Is laparoscopic surgery safe?

Laparoscopy has been around for several decades. With development of new instruments and techniques, laparoscopy has become safer and has taken a more prominent role in surgery.

Laparoscopic gastric bypass was first performed in the early 1990s and is now fast becoming the standard of care for morbid obesity. When performed by a well trained surgeon, laparoscopic surgery is just as safe as the open procedure. At Crown Bariatric , we bring the patients the expertise of a fellowship trained laparoscopic surgeon who can perform laparoscopic gastric bypass effectively and safely.


What is "Dumping Syndrome"?

This is when the new pouch created after gastric bypass allows sugar containing foods to enter the intestine quickly.

As a result patients may experience one or more of the following symptoms:

  • Rapid heart rate
  •  Sweating or clammy feeling
  •  Diarrhea
  •  Nausea
  •  Faint feeling or light headedness
  •  Abdominal pain or cramping

Can I ever lose too much weight?

With the possible exception of the rare patient who develops obstruction of the stomach outlet, it is unlikely that you will ever lose too much weight. Assuming you strictly adhere to the protocol - eat right and exercise, you may come within 5 to 10 lbs of your ideal weight.

On the other hand, snacking and eating foods or drinking liquids high in sugar, carbohydrate or fat will readily increase weight gain.

Will my skin sag?

Most patients experience sagging skin as a result of weight loss. We found regular exercise results in significantly less excess skin. However, excess skin depends on the person's age and preoperative weight. Younger patients and patients who weigh less than 300 lbs will have less excess skin.


What happens to the unused part of the stomach?

It remains in place and its ability to function remains intact. The muscles lose some of their contractile power but each cell is still there and capable of functioning in the the unlikely event that it should be called upon.

Can the stomach be hooked up again?

It is possible, but not recommended. If a reversal is a consideration then a bypass should be avoided. Rehooking the stomach would result in regaining most or all of the lost weight.

We have never been asked to reverse the operation.


Why do some people suffer from gas more than others?

Some people tend to swallow more air during eating or drinking than others. Nitrogen, which constitutes 80% of the air swallowed must travel through the intestinal tract to the rectum. Others may have "irritable bowel syndrome" causing cramps, constipation and/or diarrhea.

Gas can be reduced by walking as much as possible, hence the reason you are asked to walk while in the hospital. If gas is persistent or severe GasX or GasCon is recommended (to be taken as directed on the bottle).


Is there a chance to regain the weight?

Some patients may come to feel frustrated and discouraged after weight loss slows down as the body plateaus or as patients regress to eating habits that existed prior to surgery. It is important to remember that weight loss can continue after plateaus once a patient has had the gastric bypass.

First and foremost, the patient has to realize responsibility lies with them and in order to sustain or maintain weight loss, behavioral and lifestyle changes have to be continued.

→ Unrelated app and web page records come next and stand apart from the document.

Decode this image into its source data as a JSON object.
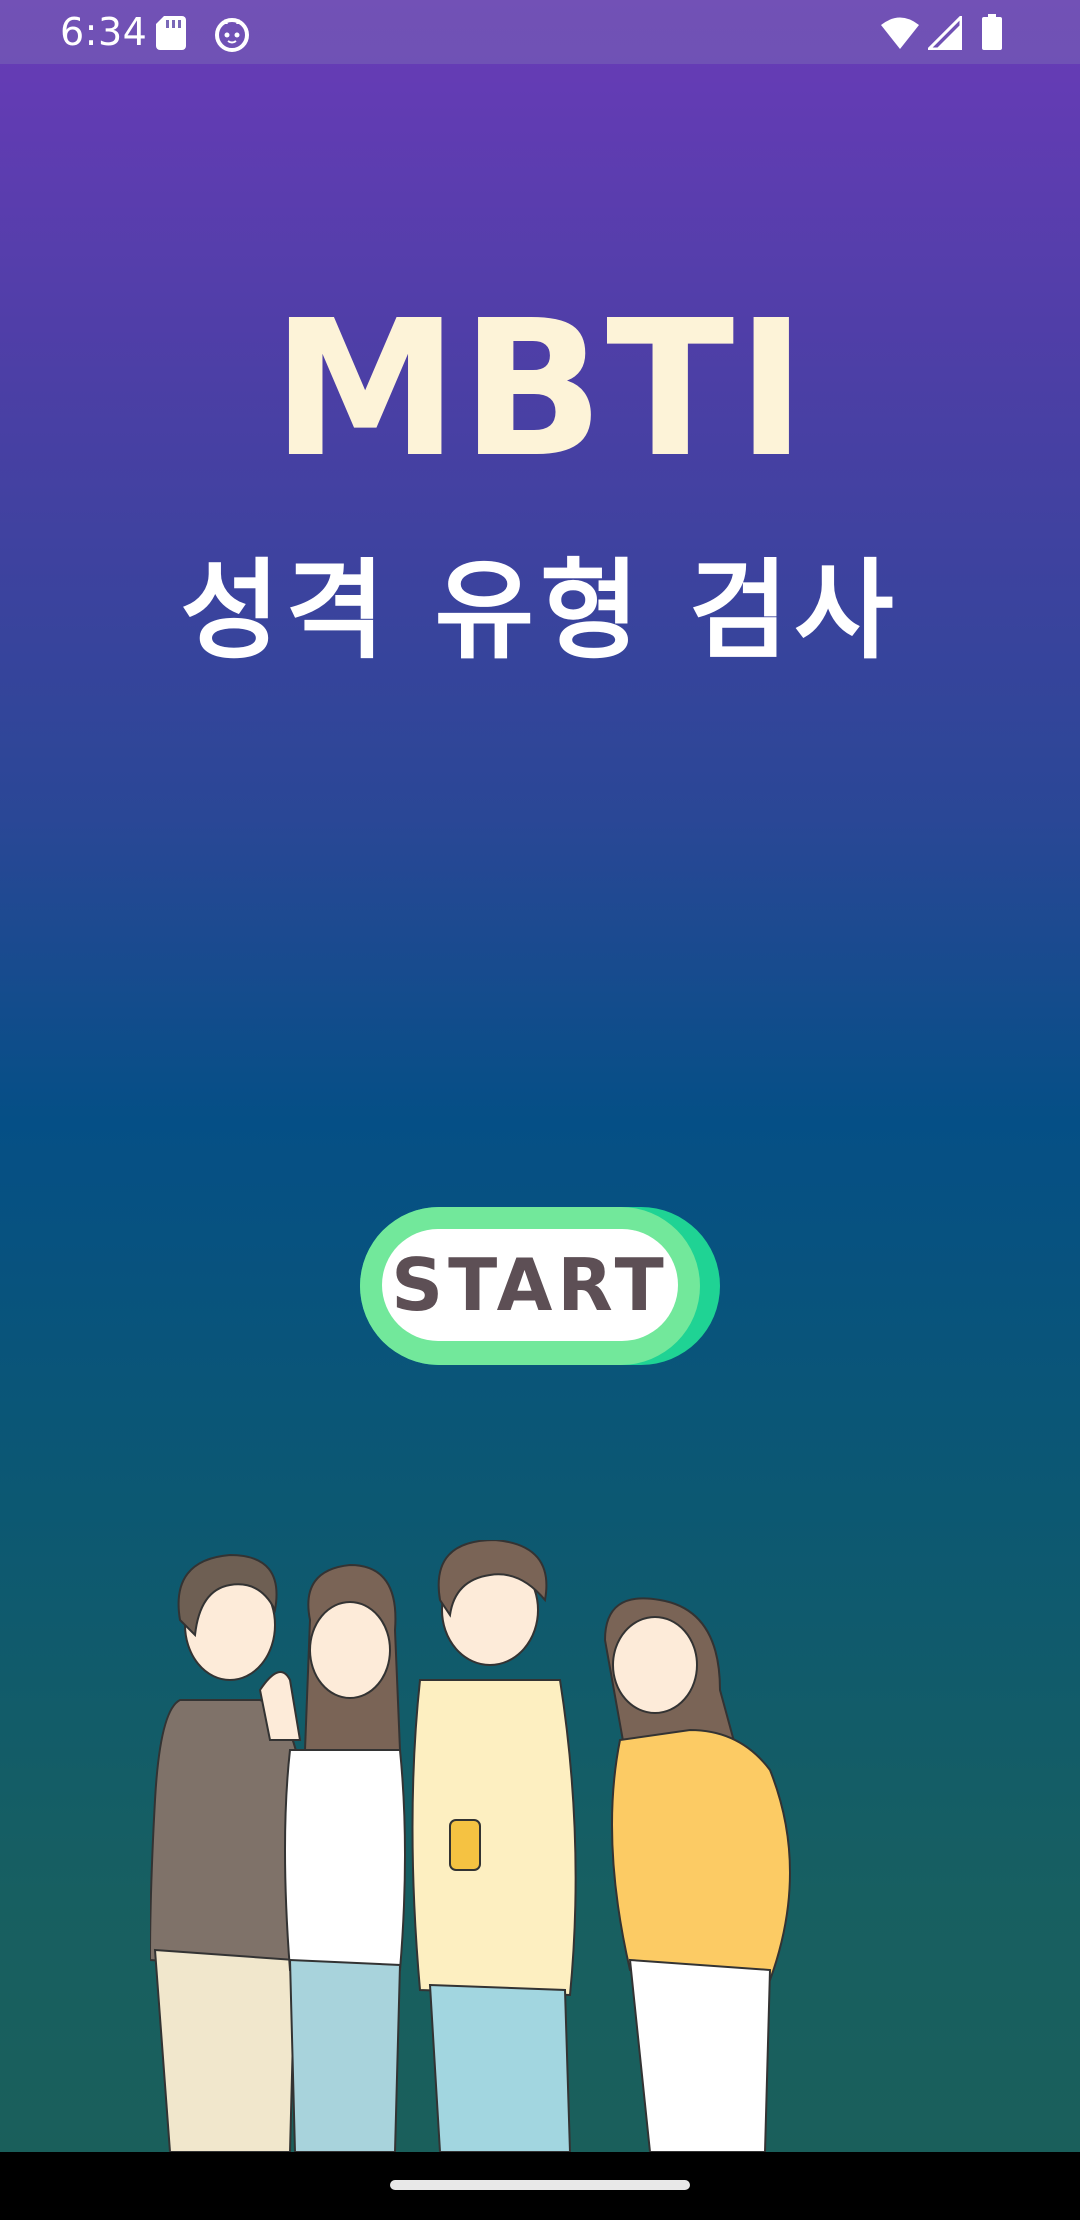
{
  "status_bar": {
    "time": "6:34",
    "icons": [
      "sd-card-icon",
      "cat-face-icon",
      "wifi-icon",
      "cell-signal-icon",
      "battery-icon"
    ]
  },
  "main": {
    "title": "MBTI",
    "subtitle": "성격 유형 검사",
    "start_button_label": "START"
  },
  "illustration": {
    "description_icon": "four-friends-illustration"
  },
  "colors": {
    "title": "#fdf3d8",
    "subtitle": "#ffffff",
    "button_green": "#72e89b",
    "button_shadow": "#1fd394",
    "button_text": "#5d4f55",
    "gradient_top": "#6a3bb8",
    "gradient_mid": "#054f86",
    "gradient_bottom": "#1a5f5b"
  }
}
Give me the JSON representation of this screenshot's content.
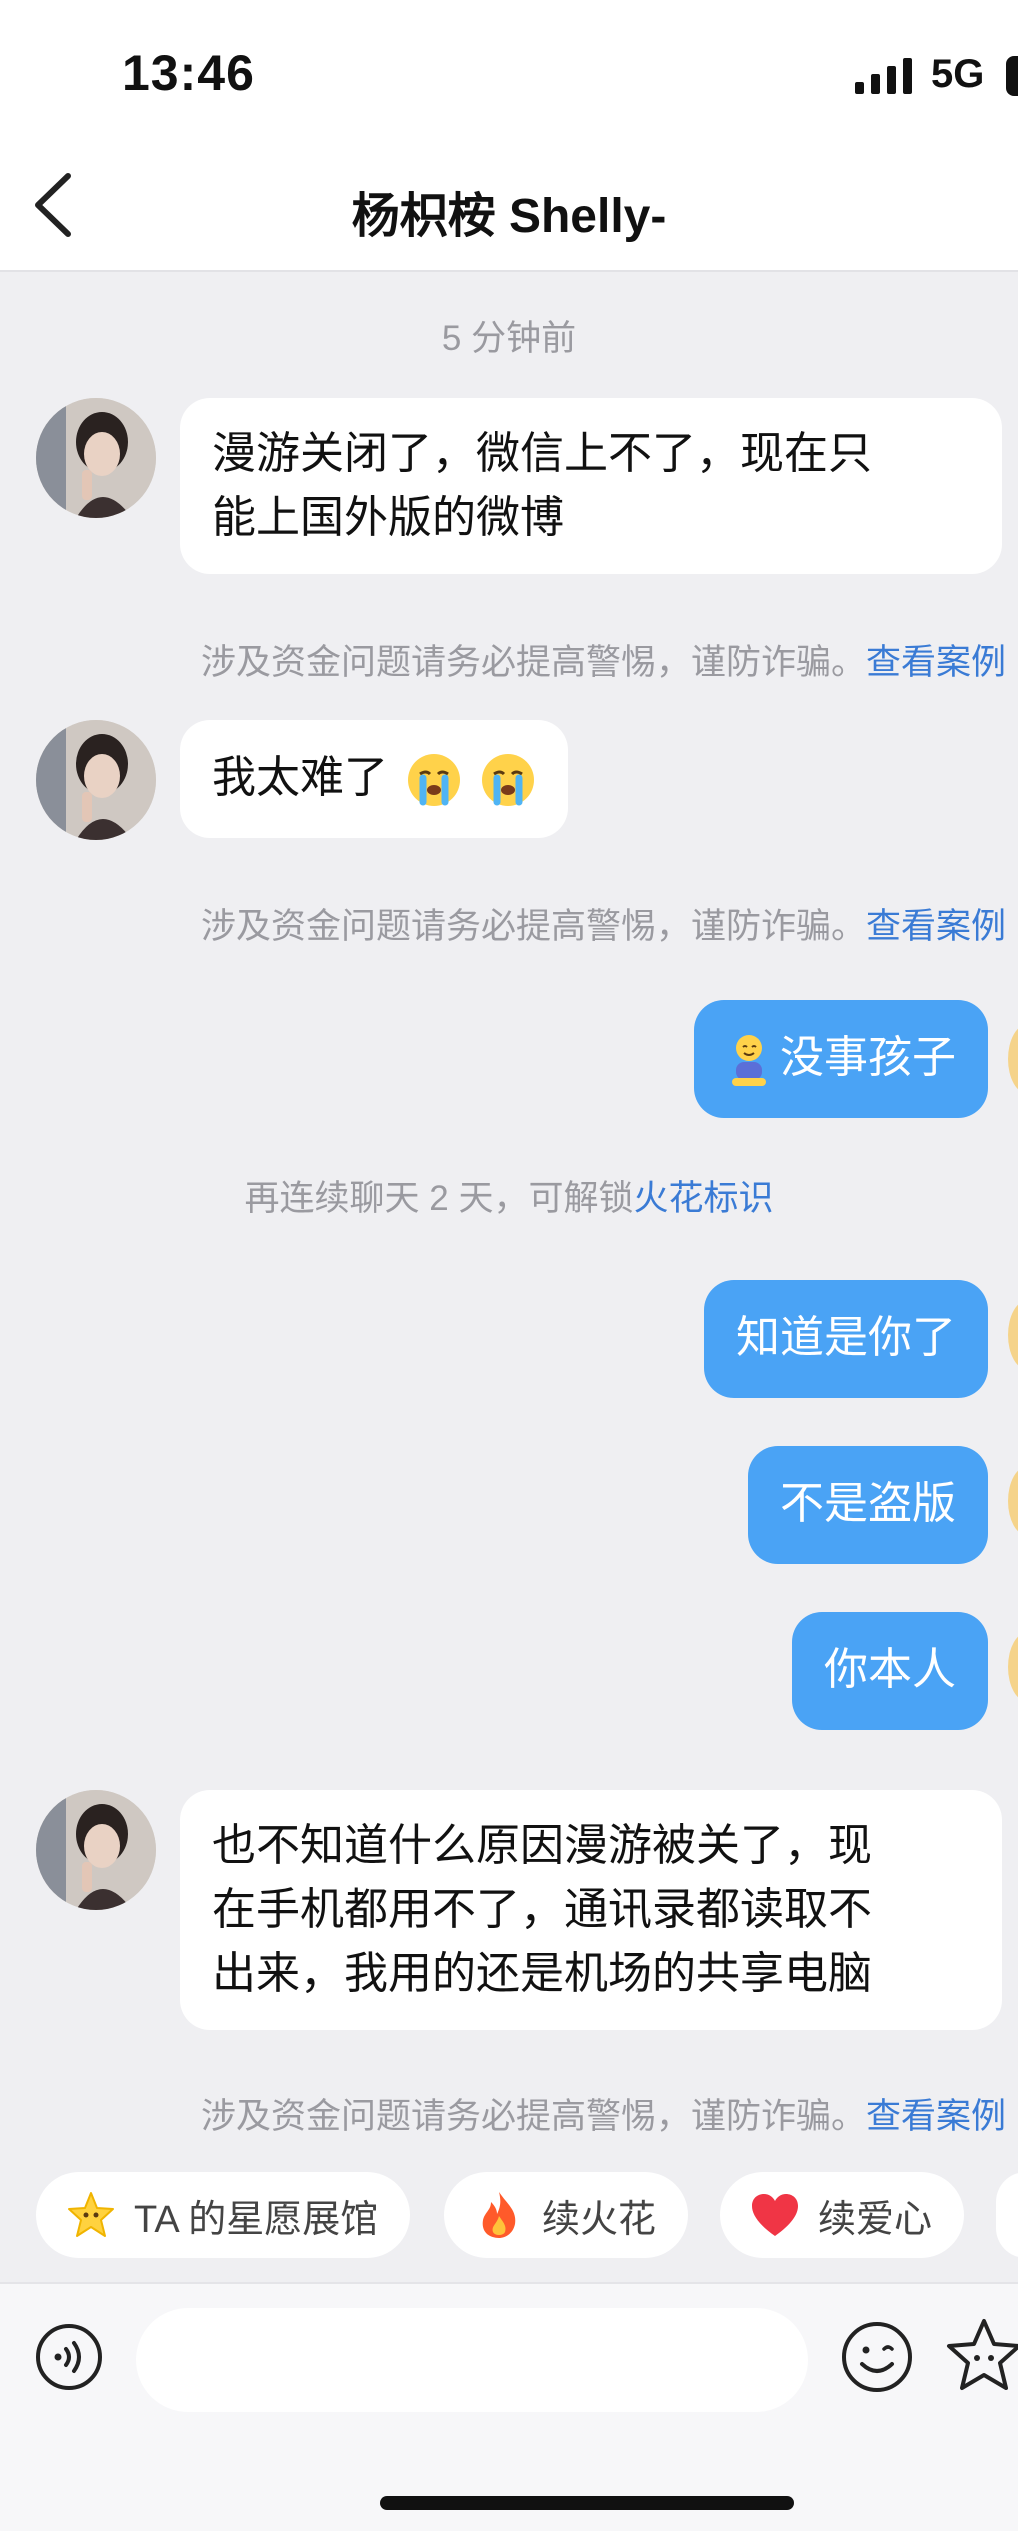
{
  "status_bar": {
    "time": "13:46",
    "network": "5G"
  },
  "header": {
    "title": "杨枳桉 Shelly-"
  },
  "chat": {
    "timestamp": "5 分钟前",
    "msg1": {
      "lines": [
        "漫游关闭了，微信上不了，现在只",
        "能上国外版的微博"
      ]
    },
    "warning": {
      "text": "涉及资金问题请务必提高警惕，谨防诈骗。",
      "link": "查看案例"
    },
    "msg2": {
      "text": "我太难了",
      "emoji": "crying-face"
    },
    "reply1": {
      "text": "没事孩子",
      "emoji": "sitting-figure"
    },
    "streak": {
      "text": "再连续聊天 2 天，可解锁",
      "link": "火花标识"
    },
    "reply2": {
      "text": "知道是你了"
    },
    "reply3": {
      "text": "不是盗版"
    },
    "reply4": {
      "text": "你本人"
    },
    "msg3": {
      "lines": [
        "也不知道什么原因漫游被关了，现",
        "在手机都用不了，通讯录都读取不",
        "出来，我用的还是机场的共享电脑"
      ]
    }
  },
  "chips": [
    {
      "label": "TA 的星愿展馆",
      "icon": "star-icon"
    },
    {
      "label": "续火花",
      "icon": "flame-icon"
    },
    {
      "label": "续爱心",
      "icon": "heart-icon"
    }
  ],
  "colors": {
    "accent": "#4aa3f5",
    "link": "#3a7bd5",
    "background": "#efeff2"
  }
}
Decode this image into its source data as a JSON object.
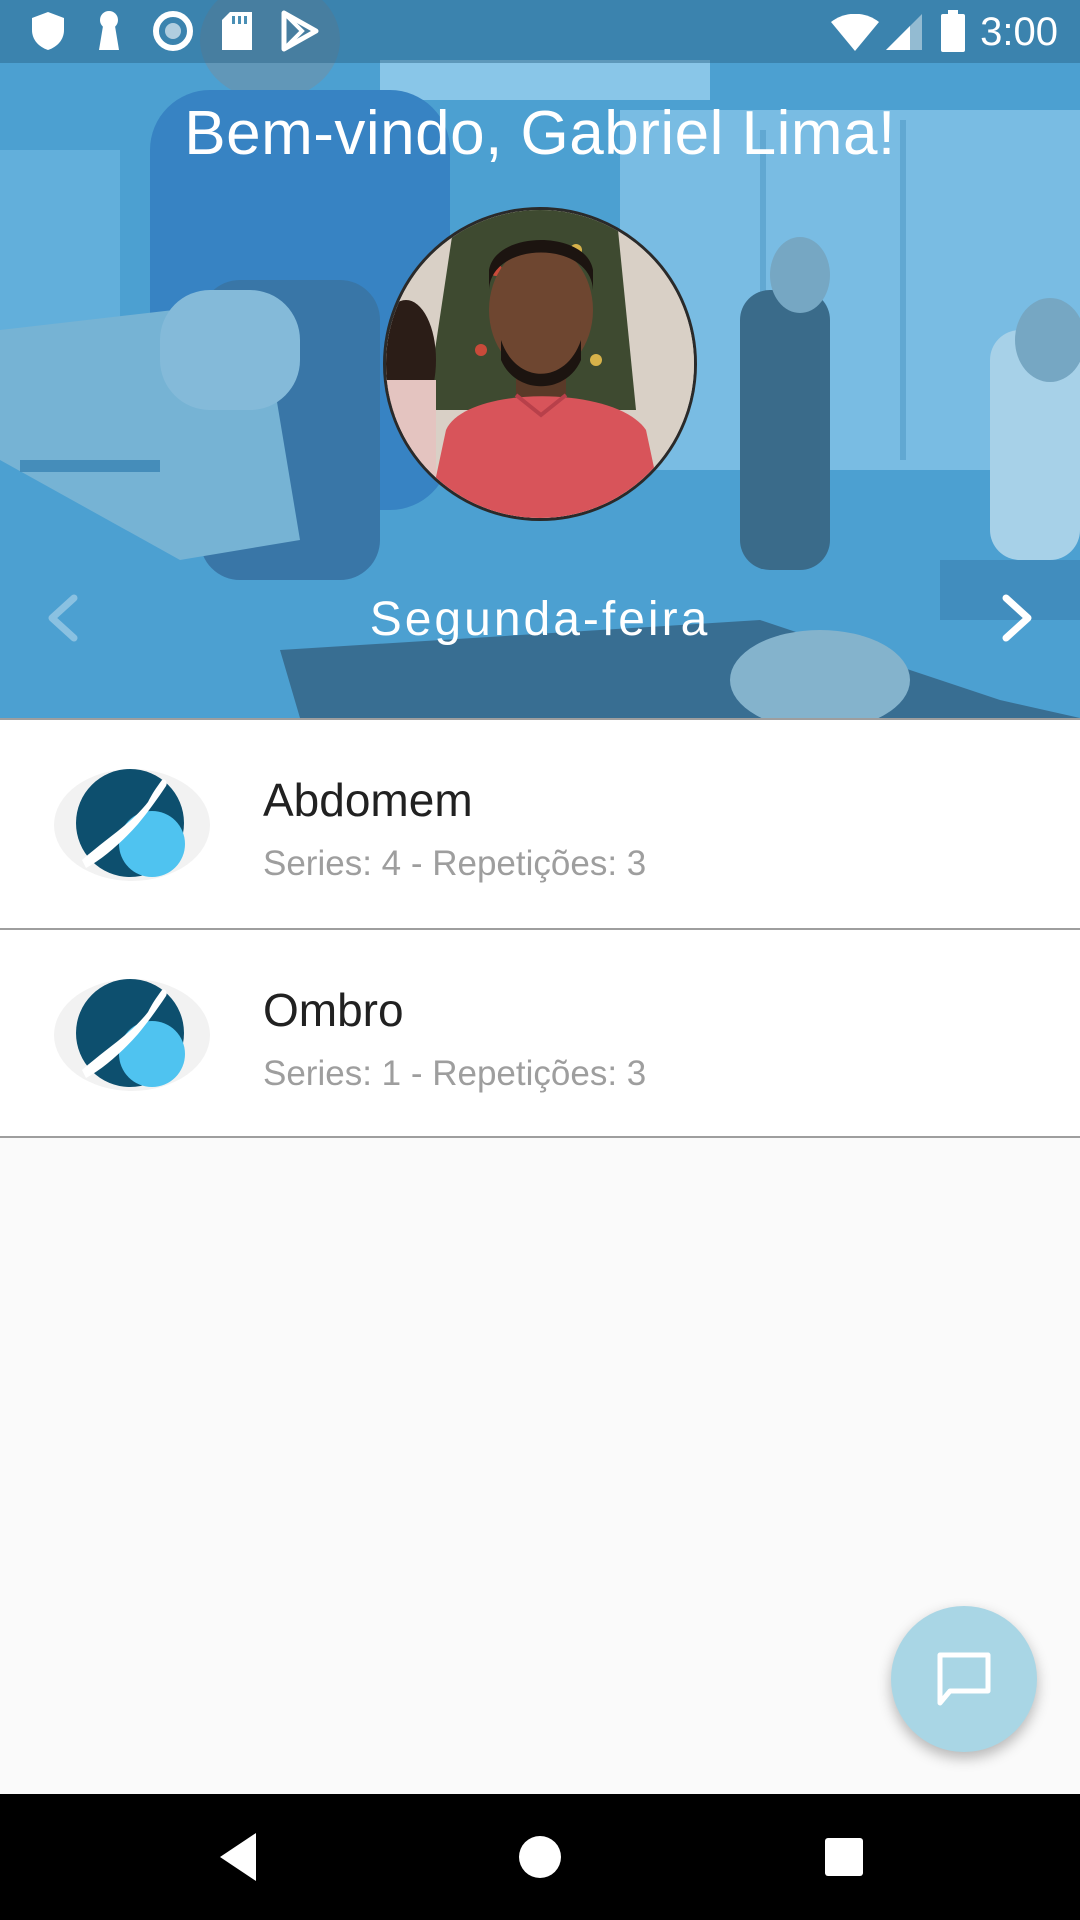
{
  "status_bar": {
    "time": "3:00",
    "left_icons": [
      "shield-icon",
      "keyhole-icon",
      "circle-icon",
      "sd-card-icon",
      "play-store-icon"
    ],
    "right_icons": [
      "wifi-icon",
      "signal-icon",
      "battery-icon"
    ]
  },
  "header": {
    "welcome": "Bem-vindo, Gabriel Lima!",
    "day": "Segunda-feira",
    "prev_icon": "chevron-left-icon",
    "next_icon": "chevron-right-icon"
  },
  "exercises": [
    {
      "title": "Abdomem",
      "subtitle": "Series: 4 - Repetições: 3"
    },
    {
      "title": "Ombro",
      "subtitle": "Series: 1 - Repetições: 3"
    }
  ],
  "fab": {
    "icon": "chat-icon"
  },
  "colors": {
    "header_tint": "#3d93c3",
    "logo_dark": "#0d4f6e",
    "logo_light": "#4fc3f0",
    "fab": "#a9d6e5"
  }
}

This means patients should maintain an exercise program and if exercise was discontinued, it should be resumed.

Secondly, the patient has to reevaluate what foods and/or liquids are in the diet. Foods high in sugar, fats and carbohydrates have to be eliminated from the diet to ensure success. Carefully read labels and if necessary return to measuring food.

Regular attendance of support group meetings will assist in reviewing and revisiting those behaviors that made weight loss possible.

Finally, consult the surgeon to evaluate pouch outlet size, staple line integrity etc.


How much will I be able to eat?

If we are successful, we will teach you to forget this question.